Author Comment

by:jskfan
ID: 40223324
I might agree with you Guys, that  link was talking about different networks, and that's the reason they use static routes.

Well in case I have just 2 Exchange servers, and still want to separate Replication Network from MAPI Network,  
Based on what element, should I pick which NIC that will have full IP configuration(IP address, subnet mask, DG, DNS), and which NIC will have just IP address and Subnet mask...
Also, do I need to select the one with full IP configuration as the top list in Control panel/Network connections/advanced/advanced settings ? or this step is not important ?

Thanks
0
 
LVL 56

Assisted Solution

by:Cliff Galiher
Cliff Galiher earned 416 total points
ID: 40223326
That depends entirely on the topology at your network edges and how you want traffic to flow. Presumably though, based on where you were placing static routes, you'd want to leave the DG on the 192.168.x.x. And i'd out that at the top of the adapter binding lost as well to have the most predictable behavior.
0
 

Author Comment

by:jskfan
ID: 40223341
I thought you said no static routes
0
 
LVL 56

Assisted Solution

by:Cliff Galiher
Cliff Galiher earned 416 total points
ID: 40223346
I did! You asked which NICs should get a default gateway and which ones shouldn't. So my answer was to put the default gateway on the NIC that you didn't want for replication. I only mentioned static routes as a reference to your old (and broken) configuration so you knew why I recommended what I did.
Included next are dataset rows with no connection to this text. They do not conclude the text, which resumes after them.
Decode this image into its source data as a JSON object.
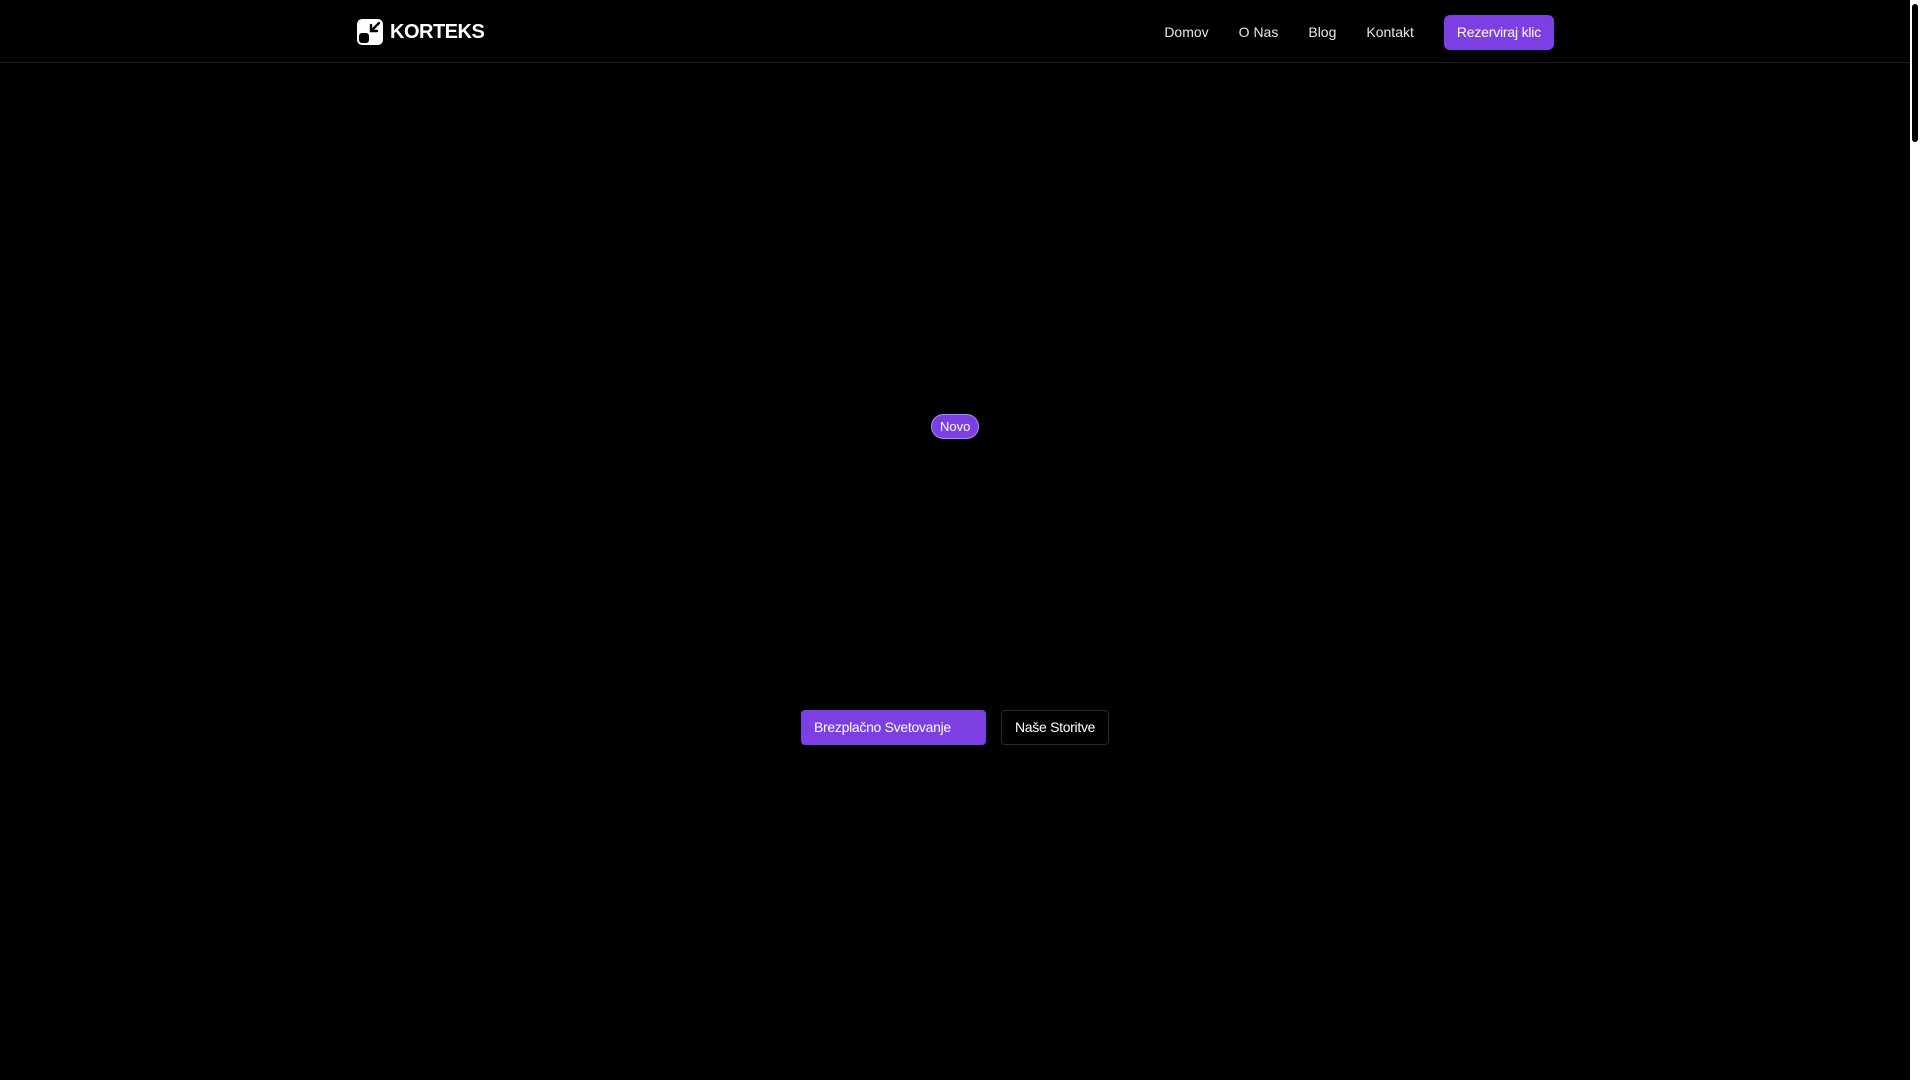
{
  "header": {
    "brand": "KORTEKS",
    "logo_icon": "korteks-logo-icon",
    "nav": [
      {
        "label": "Domov"
      },
      {
        "label": "O Nas"
      },
      {
        "label": "Blog"
      },
      {
        "label": "Kontakt"
      }
    ],
    "cta_label": "Rezerviraj klic"
  },
  "hero": {
    "badge": "Novo",
    "primary_button": "Brezplačno Svetovanje",
    "secondary_button": "Naše Storitve"
  },
  "colors": {
    "background": "#000000",
    "accent": "#7b3fe4",
    "text": "#ffffff"
  }
}
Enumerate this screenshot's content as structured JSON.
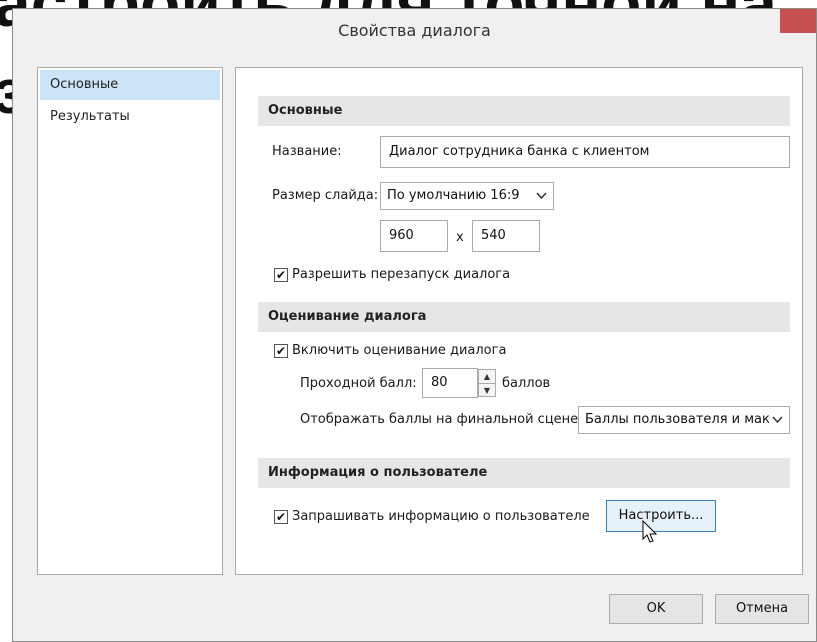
{
  "background_text": {
    "line1": "астроить для точной на",
    "line2": "з"
  },
  "window": {
    "title": "Свойства диалога",
    "close_glyph": "×"
  },
  "sidebar": {
    "items": [
      {
        "label": "Основные",
        "selected": true
      },
      {
        "label": "Результаты",
        "selected": false
      }
    ]
  },
  "basic": {
    "header": "Основные",
    "name_label": "Название:",
    "name_value": "Диалог сотрудника банка с клиентом",
    "slide_size_label": "Размер слайда:",
    "slide_size_value": "По умолчанию 16:9",
    "width_value": "960",
    "x_separator": "x",
    "height_value": "540",
    "allow_restart_label": "Разрешить перезапуск диалога",
    "allow_restart_checked": true
  },
  "scoring": {
    "header": "Оценивание диалога",
    "enable_label": "Включить оценивание диалога",
    "enable_checked": true,
    "passing_label": "Проходной балл:",
    "passing_value": "80",
    "points_unit": "баллов",
    "display_label": "Отображать баллы на финальной сцене:",
    "display_value": "Баллы пользователя и мак"
  },
  "user_info": {
    "header": "Информация о пользователе",
    "ask_label": "Запрашивать информацию о пользователе",
    "ask_checked": true,
    "configure_button": "Настроить..."
  },
  "footer": {
    "ok_button": "OK",
    "cancel_button": "Отмена"
  },
  "icons": {
    "check": "✔",
    "chevron": "⌄",
    "spin_up": "▲",
    "spin_down": "▼"
  }
}
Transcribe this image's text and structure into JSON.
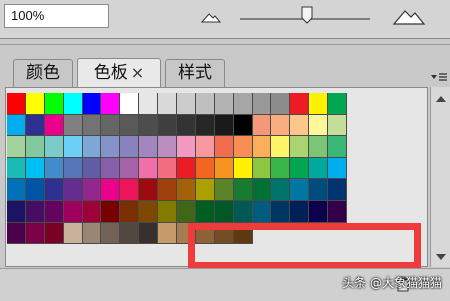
{
  "toolbar": {
    "zoom_value": "100%",
    "zoom_slider_level": 0.53
  },
  "tabs": [
    {
      "label": "颜色",
      "active": false
    },
    {
      "label": "色板",
      "active": true,
      "close": "×"
    },
    {
      "label": "样式",
      "active": false
    }
  ],
  "swatches": [
    [
      "#ff0000",
      "#ffff00",
      "#00ff00",
      "#00ffff",
      "#0000ff",
      "#ff00ff",
      "#ffffff",
      "#e6e6e6",
      "#d9d9d9",
      "#cccccc",
      "#bfbfbf",
      "#b3b3b3",
      "#a6a6a6",
      "#999999",
      "#8c8c8c",
      "#ed1c24",
      "#fff200",
      "#00a651"
    ],
    [
      "#00aeef",
      "#2e3192",
      "#ec008c",
      "#808080",
      "#737373",
      "#666666",
      "#595959",
      "#4d4d4d",
      "#404040",
      "#333333",
      "#262626",
      "#1a1a1a",
      "#000000",
      "#f7977a",
      "#f9ad81",
      "#fdc68a",
      "#fff79a",
      "#c4df9b"
    ],
    [
      "#a3d39c",
      "#82ca9d",
      "#7accc8",
      "#6dcff6",
      "#7ea7d8",
      "#8493ca",
      "#8882be",
      "#a187be",
      "#bc8dbf",
      "#f49ac2",
      "#f6989d",
      "#f26c4f",
      "#f68e55",
      "#fbaf5c",
      "#fff467",
      "#acd372",
      "#7cc576",
      "#3bb878"
    ],
    [
      "#1abbb4",
      "#00bff3",
      "#438ccb",
      "#5574b9",
      "#605ca8",
      "#8560a8",
      "#a763a8",
      "#f06ea9",
      "#f26d7d",
      "#ed1c24",
      "#f26522",
      "#f7941d",
      "#fff200",
      "#8dc73f",
      "#39b54a",
      "#00a651",
      "#00a99d",
      "#00aeef"
    ],
    [
      "#0072bc",
      "#0054a6",
      "#2e3192",
      "#662d91",
      "#92278f",
      "#ec008c",
      "#ed145b",
      "#9e0b0f",
      "#a0410d",
      "#a36209",
      "#aba000",
      "#598527",
      "#197b30",
      "#007236",
      "#00746b",
      "#0076a3",
      "#004b80",
      "#003471"
    ],
    [
      "#1b1464",
      "#440e62",
      "#630460",
      "#9e005d",
      "#9e0039",
      "#790000",
      "#7b2e00",
      "#7d4900",
      "#827b00",
      "#406618",
      "#005e20",
      "#005826",
      "#005952",
      "#005b7f",
      "#003663",
      "#002157",
      "#0d004c",
      "#32004b"
    ],
    [
      "#4b0049",
      "#7b0046",
      "#7a0026",
      "#c7b299",
      "#998675",
      "#736357",
      "#534741",
      "#37302d",
      "#c69c6d",
      "#a67c52",
      "#8c6239",
      "#754c24",
      "#603913"
    ]
  ],
  "watermark": "头条 @大象猫猫猫"
}
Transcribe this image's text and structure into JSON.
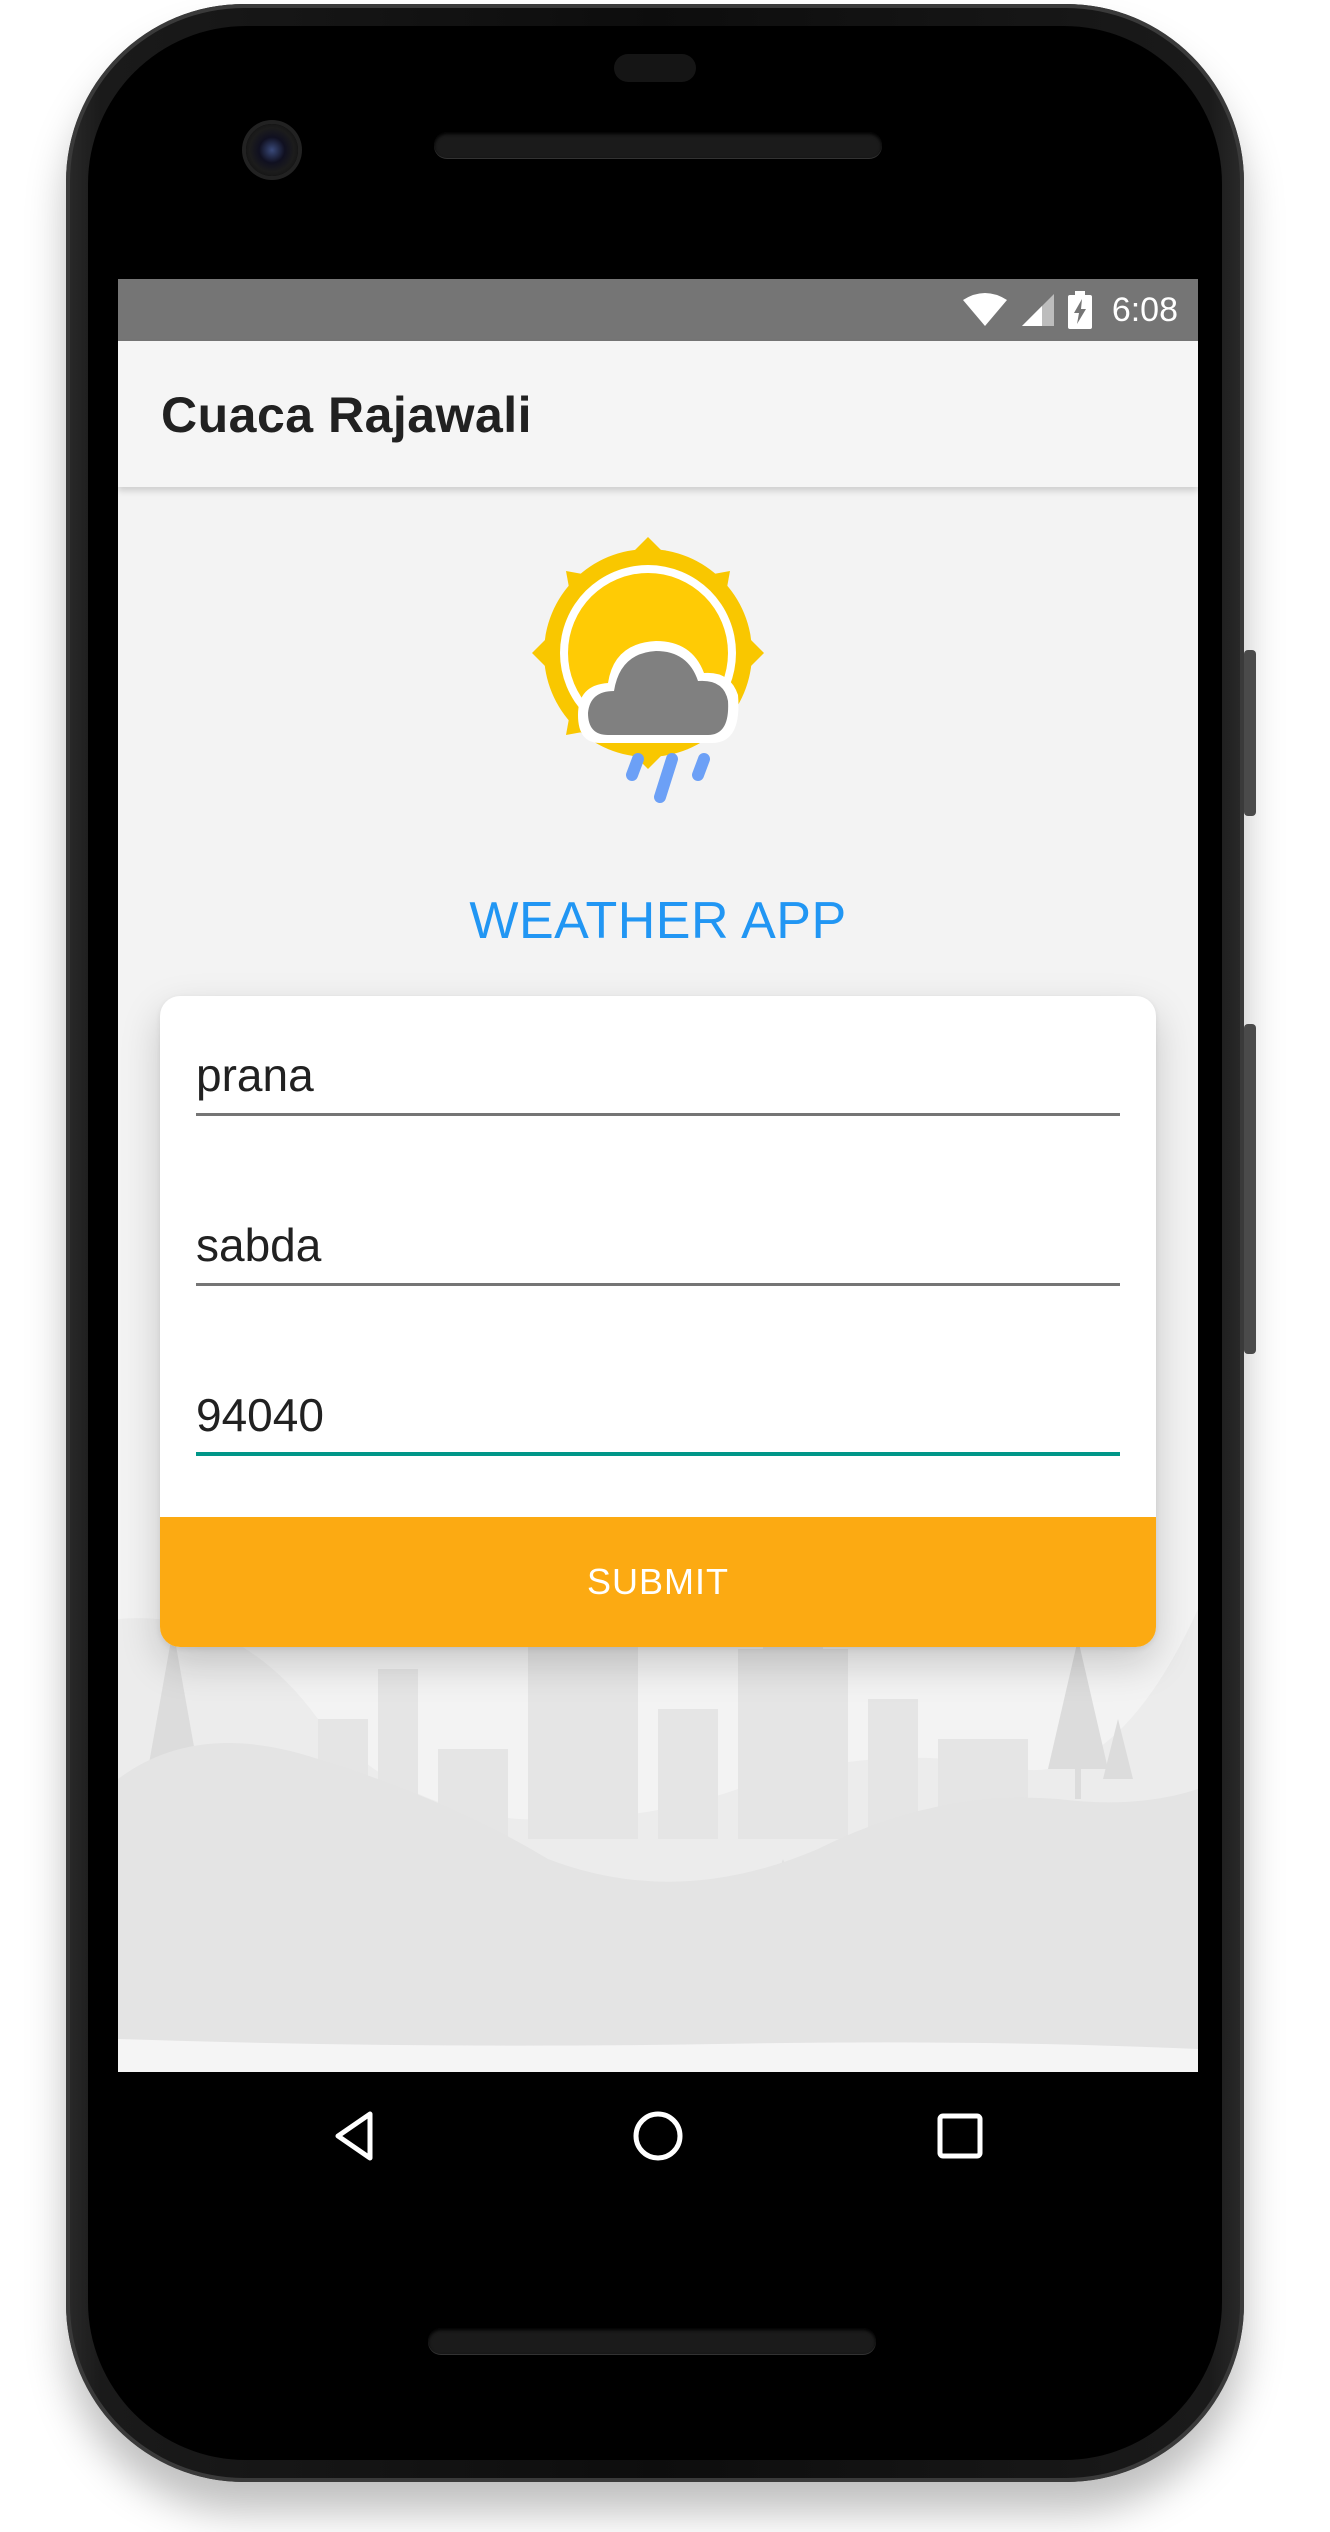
{
  "status_bar": {
    "time": "6:08",
    "icons": [
      "wifi-icon",
      "signal-icon",
      "battery-charging-icon"
    ]
  },
  "app_bar": {
    "title": "Cuaca Rajawali"
  },
  "main": {
    "logo_icon": "sun-cloud-rain-icon",
    "heading": "WEATHER APP",
    "form": {
      "fields": [
        {
          "value": "prana"
        },
        {
          "value": "sabda"
        },
        {
          "value": "94040"
        }
      ],
      "submit_label": "SUBMIT"
    }
  },
  "nav_bar": {
    "icons": [
      "back-icon",
      "home-icon",
      "recents-icon"
    ]
  },
  "colors": {
    "accent_blue": "#2196f3",
    "submit_orange": "#fcaa12",
    "focus_teal": "#009688",
    "status_bar": "#757575"
  }
}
I wasn't recommending to actually put in static routes.
0
 

Author Comment

by:jskfan
ID: 40223354
<<<So my answer was to put the default gateway on the NIC that you didn't want for replication>>>
you mean the one that is used for MAPI Network will have full IP configuration, the one used for Network Replication will have only IP address and Default gateway..

I do not want to make this thread longer.....
But if Replication network NIC will be configured with Full IP configuration and the MAPI Network NIC will be configured only with IP address and subnet mask...would that work ? if not, then why ?

Thanks for your efforts !!
0
 
LVL 56

Accepted Solution

by:
Cliff Galiher earned 416 total points
ID: 40223362
Now we are back to "it depends on your network topology." It may work. It may not. It is usually a bad idea to put replication data on the same network as other network, so even if it works, it wouldn't be a good idea. But that is where good network planning and basic TCP/IP knowledge is essential. You should study networking such as the Network+ certification exam if you are going to be doing this stuff. It sounds like you have some knowledge gaps.
0
 

Author Closing Comment

by:jskfan
ID: 40223365
Still Learning (:)

Thank you for your help and patience !!
0

Featured Post

Better Security Awareness With Threat Intelligence

See how one of the leading financial services organizations uses Recorded Future as part of a holistic threat intelligence program to promote security awareness and proactively and efficiently identify threats.

Join & Write a Comment

Disabling the Directory Sync Service Account in Office 365 will stop directory synchronization from working.
Marketers need statistics and metrics like everybody else needs oxygen. In this article we explain how to enable marketing campaign statistics for Microsoft Exchange mail.
In this video we show how to create an email address policy in Exchange 2013. We show this process by using the Exchange Admin Center. Log into Exchange Admin Center.:  First we need to log into the Exchange Admin Center. Navigate to the Mail Flow…
To show how to generate a certificate request in Exchange 2013. We show this process by using the Exchange Admin Center. Log into Exchange Admin Center.:  First we need to log into the Exchange Admin Center. Navigate to the Servers >> Certificates…

708 members asked questions and received personalized solutions in the past 7 days.

Join the community of 500,000 technology professionals and ask your questions.

Join & Ask a Question

Need Help in Real-Time?

Connect with top rated Experts

15 Experts available now in Live!

Get 1:1 Help Now